Beethoven’s “Kreutzer” sonata for piano and violin is legendary for its difficulty: more than 40 minutes long, with excruciatingly difficult opening chords for the violin and a headlong tarantella for the final movement. But that won’t stop Seattle pianist Robin McCabe and violinist Maria Larionoff from playing the work, as well as Beethoven’s two other last sonatas for piano and violin, in their final “Beethoven Project” concert Sunday at the Tahoma Unitarian Universalist Congregation sanctuary.
Composed between 1789-1812, Beethoven’s 10 sonatas for piano and violin broke the traditional solo sonata mold by giving each instrument equal weight. Rather than just an accompaniment to the violin, the piano has equal share of theme and structure, making each sonata a true partnership.

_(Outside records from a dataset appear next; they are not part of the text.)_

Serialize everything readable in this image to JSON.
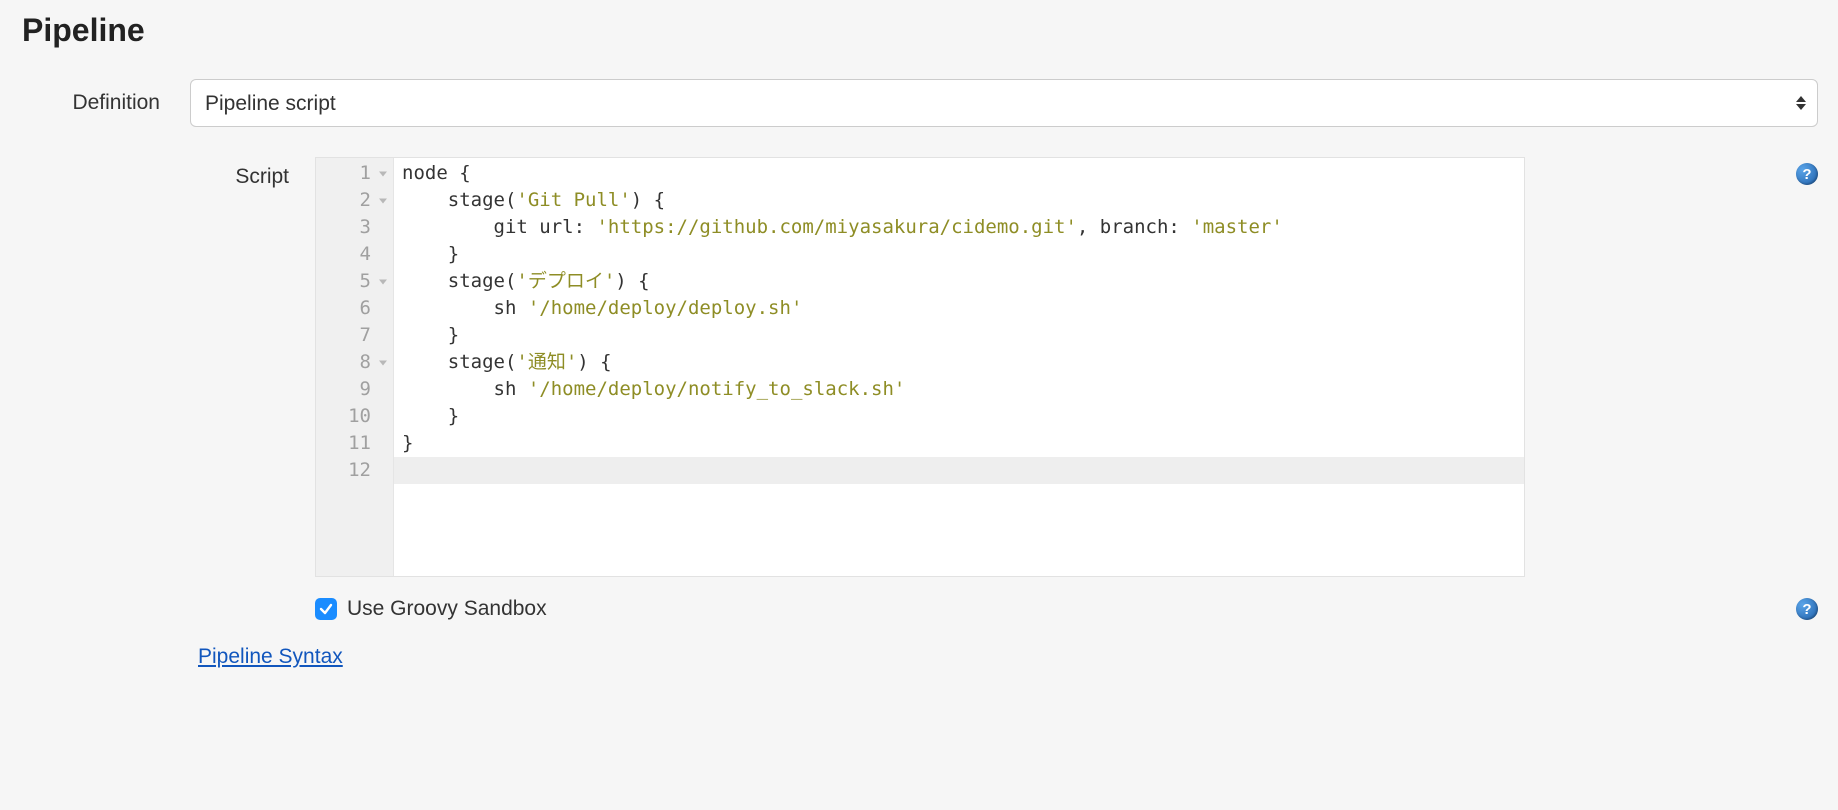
{
  "section": {
    "title": "Pipeline"
  },
  "definition": {
    "label": "Definition",
    "selected": "Pipeline script"
  },
  "script": {
    "label": "Script",
    "lines": [
      {
        "n": 1,
        "fold": true,
        "segments": [
          {
            "t": "node {",
            "c": "plain"
          }
        ]
      },
      {
        "n": 2,
        "fold": true,
        "segments": [
          {
            "t": "    stage(",
            "c": "plain"
          },
          {
            "t": "'Git Pull'",
            "c": "str"
          },
          {
            "t": ") {",
            "c": "plain"
          }
        ]
      },
      {
        "n": 3,
        "fold": false,
        "segments": [
          {
            "t": "        git url: ",
            "c": "plain"
          },
          {
            "t": "'https://github.com/miyasakura/cidemo.git'",
            "c": "str"
          },
          {
            "t": ", branch: ",
            "c": "plain"
          },
          {
            "t": "'master'",
            "c": "str"
          }
        ]
      },
      {
        "n": 4,
        "fold": false,
        "segments": [
          {
            "t": "    }",
            "c": "plain"
          }
        ]
      },
      {
        "n": 5,
        "fold": true,
        "segments": [
          {
            "t": "    stage(",
            "c": "plain"
          },
          {
            "t": "'デプロイ'",
            "c": "str"
          },
          {
            "t": ") {",
            "c": "plain"
          }
        ]
      },
      {
        "n": 6,
        "fold": false,
        "segments": [
          {
            "t": "        sh ",
            "c": "plain"
          },
          {
            "t": "'/home/deploy/deploy.sh'",
            "c": "str"
          }
        ]
      },
      {
        "n": 7,
        "fold": false,
        "segments": [
          {
            "t": "    }",
            "c": "plain"
          }
        ]
      },
      {
        "n": 8,
        "fold": true,
        "segments": [
          {
            "t": "    stage(",
            "c": "plain"
          },
          {
            "t": "'通知'",
            "c": "str"
          },
          {
            "t": ") {",
            "c": "plain"
          }
        ]
      },
      {
        "n": 9,
        "fold": false,
        "segments": [
          {
            "t": "        sh ",
            "c": "plain"
          },
          {
            "t": "'/home/deploy/notify_to_slack.sh'",
            "c": "str"
          }
        ]
      },
      {
        "n": 10,
        "fold": false,
        "segments": [
          {
            "t": "    }",
            "c": "plain"
          }
        ]
      },
      {
        "n": 11,
        "fold": false,
        "segments": [
          {
            "t": "}",
            "c": "plain"
          }
        ]
      },
      {
        "n": 12,
        "fold": false,
        "active": true,
        "segments": [
          {
            "t": "",
            "c": "plain"
          }
        ]
      }
    ]
  },
  "sandbox": {
    "checked": true,
    "label": "Use Groovy Sandbox"
  },
  "link": {
    "pipeline_syntax": "Pipeline Syntax"
  },
  "help_glyph": "?"
}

The “Kreutzer” was premiered in 1803 by Beethoven himself on piano and George Bridgetower, who sight-read the violin part as there was no time to practice before the 8 a.m. concert. The story goes that when the men were later drinking together, Bridgetower insulted the honor of one of Beethoven’s female friends. The composer then changed the piece’s dedication to Rudolphe Kreutzer, the best violinist of the day — who refused ever to play the piece as he found Beethoven’s work “unintelligible.” The work (and the backstory) later inspired a novella by Tolstoy, a painting by René Francois Xavier Prinet, a string quartet by Janácek, a narrative poem by U.S. laureate Rita Dove and several films.
McCabe and Larionoff, both established soloists and teachers, have been performing as a duo for five years at venues such as the University of Washington and Benaroya Hall. Originally from Puyallup, McCabe studied and taught at the Juilliard School of Music in New York before returning to direct the School of Music at the University of Washington, where she continues on the faculty. Larionoff, also a Juilliard graduate, was concertmaster of the Seattle Symphony Orchestra. Their “Beethoven Project” has presented all 10 of the Beethoven sonatas in concert.